Each brother ended up with one Tiv'a, therefore the annual donation must be a Shekel worth a Tiv'a.
MISHNAH: OTHER EXTRAS
The surplus Shekalim are Chulin.
The surplus tenth of an Eifah (poorest offering) as well as the other offerings listed are Nedavah.
As a rule, leftover of any "deficit" offering is Nedavah.
Olah, Mincha, Shelamim, Pesach, Nezirim their surplus is like themselves.
The surplus of a Nazir goes to Nedavah.
SURPLUS COINS, SURPLUS EIFAH
Question: What if one set aside his Shekel and then died?
Answer: They are placed in the box of Nedavah.
The surplus from the tenth of an Eifah of the Kohen Gadol:
R. Yochanan holds it is thrown into the Dead Sea.
R. Elazar says that they go to Nedavah.
Question: Our Mishnah (6.b. above) goes against R. Yochanan!?
Answer: The Mishnah is speaking of the surplus from a Yisrael (Minchas Chotei), not of the Kohen Gadol.
SURPLUS PESACH BECOMING A SHELAMIM
Question: How do we know that (surplus) Pesach can be Shelamim?
Answer: The Pasuk [Min ha'Tzon... l'Zevach Shelamim] implies that any Korban which comes from Tzon can be brought as Shelamim.
Question: But an Olah also comes from Tzon!?
Answer: The Pasuk speaks of Korbanos which exclusively come from Tzon.
Question: But an Asham only comes from Tzon!?
Answer: The Pasuk speaks of Korbanos which can come from any Tzon (including Izim), not only from Kevasim and Aylim.
Question: "Min" normally excludes, yet here it includes?!
Answer: Here, too, it excludes (over one year old or a female).

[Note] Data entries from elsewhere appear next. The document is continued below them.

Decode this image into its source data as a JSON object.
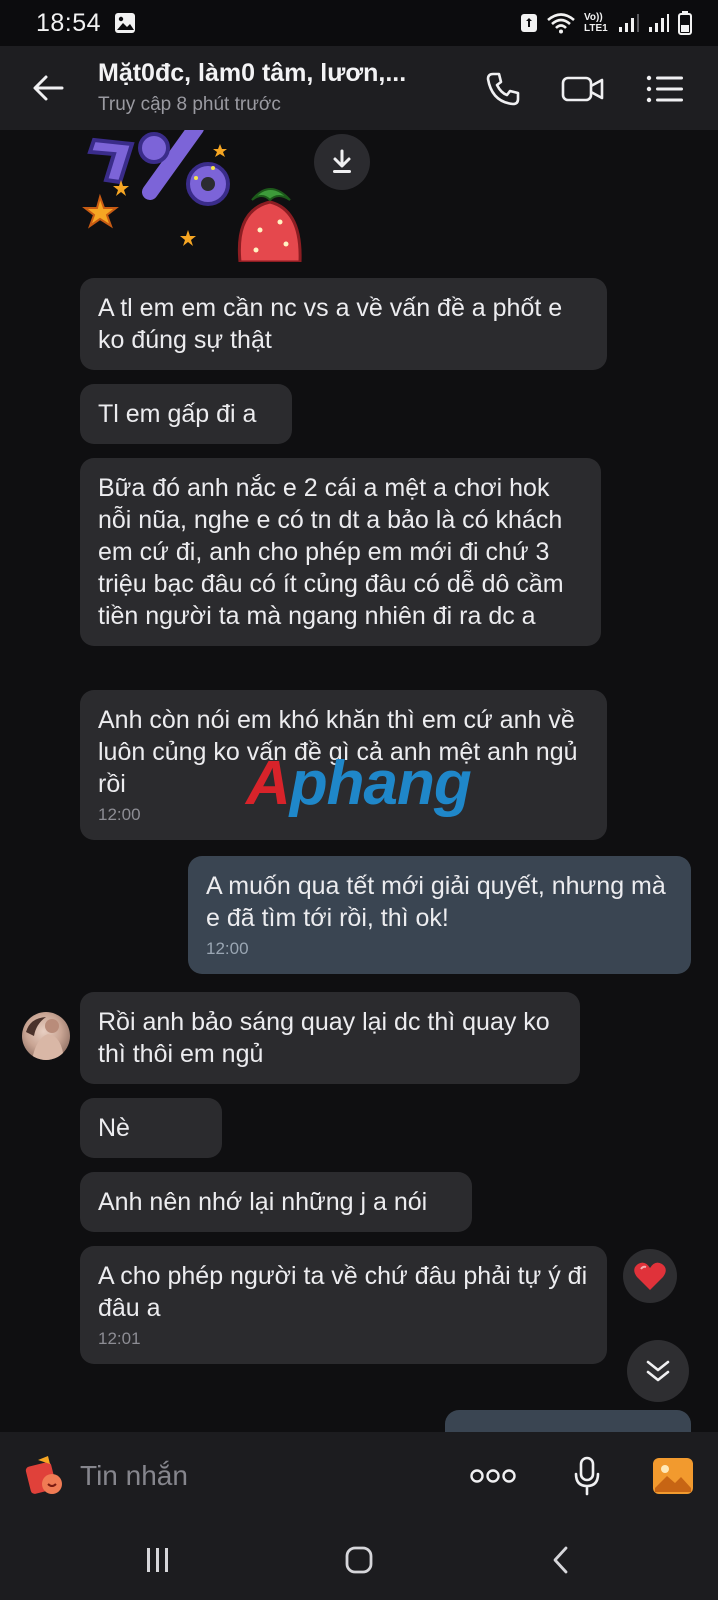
{
  "status_bar": {
    "time": "18:54",
    "network_label": "Vo)) LTE1"
  },
  "header": {
    "title": "Mặt0đc, làm0 tâm, lươn,...",
    "subtitle": "Truy cập 8 phút trước"
  },
  "messages": [
    {
      "text": "A tl em em cần nc vs a về vấn đề a phốt e ko đúng sự thật",
      "time": ""
    },
    {
      "text": "Tl em gấp đi a",
      "time": ""
    },
    {
      "text": "Bữa đó anh nắc e 2 cái a mệt a chơi hok nỗi nũa, nghe e có tn dt a bảo là có khách em cứ đi, anh cho phép em mới đi chứ 3 triệu bạc đâu có ít củng đâu có dễ dô cầm tiền người ta mà ngang nhiên đi ra dc a",
      "time": ""
    },
    {
      "text": "Anh còn nói em khó khăn thì em cứ anh về luôn củng ko vấn đề gì cả anh mệt anh ngủ rồi",
      "time": "12:00"
    },
    {
      "text": "A muốn qua tết mới giải quyết, nhưng mà e đã tìm tới rồi, thì ok!",
      "time": "12:00"
    },
    {
      "text": "Rồi anh bảo sáng quay lại dc thì quay ko thì thôi em ngủ",
      "time": ""
    },
    {
      "text": "Nè",
      "time": ""
    },
    {
      "text": "Anh nên nhớ lại những j a nói",
      "time": ""
    },
    {
      "text": "A cho phép người ta về chứ đâu phải tự ý đi đâu a",
      "time": "12:01"
    }
  ],
  "watermark": {
    "part1": "A",
    "part2": "phang"
  },
  "composer": {
    "placeholder": "Tin nhắn"
  },
  "colors": {
    "incoming": "#2b2b2e",
    "outgoing": "#3a4552",
    "background": "#0f0f11",
    "header": "#1e1e21",
    "reaction": "#e0323a"
  }
}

Question: The Pasuk [Min ha'Tzon... l'Olah] can be understood to mean that the surplus Pesach is brought as an Olah!?
Answer #1: Compare edible Korbanos with edible Korbanos.
Answer #2: It makes more sense to switch Kodeshim Kalim to a different Kodeshim Kalim, and not to Kodshei Kodshim.
THE STATUS OF THE PESACH IN THE FACE OF LISHMAH ERRORS
(R. Yochanan): A Pesach switches to a Shelamim not only if it were slaughtered to be a Shelamim, but even if it were slaughtered as an Olah.
Question: What is R. Yochanan's rationale?
Answer: The Pasuk implies that all forms of Korbanos revert to Shelamim.
Question: What about an invalidating thought regarding an Olah?
If the invalidation is universal (such as Chutz li'Zemano) then it will certainly invalidate here!
Pigul only applies if there is no other invalidation.
If the thought of an Olah renders it Pasul, then it will not become Pigul (and conversely).
Question: What of a Pesach slaughtered (throughout the year) with both Lishmah and she'Lo Lishmah thoughts?
Answer: It is Kosher (given the power of Lishmah to overcome the absence of any thought).
Question: If the "good" thought is so powerful then it should even address a Pesach slaughtered Lishmah with intent to do the Zerikah she'Lo Lishmah, by neutralizing the intent!?
Answer: Shetikah, per se, does not make it Kosher, unless he has undone the Lishmah of the Shechitah.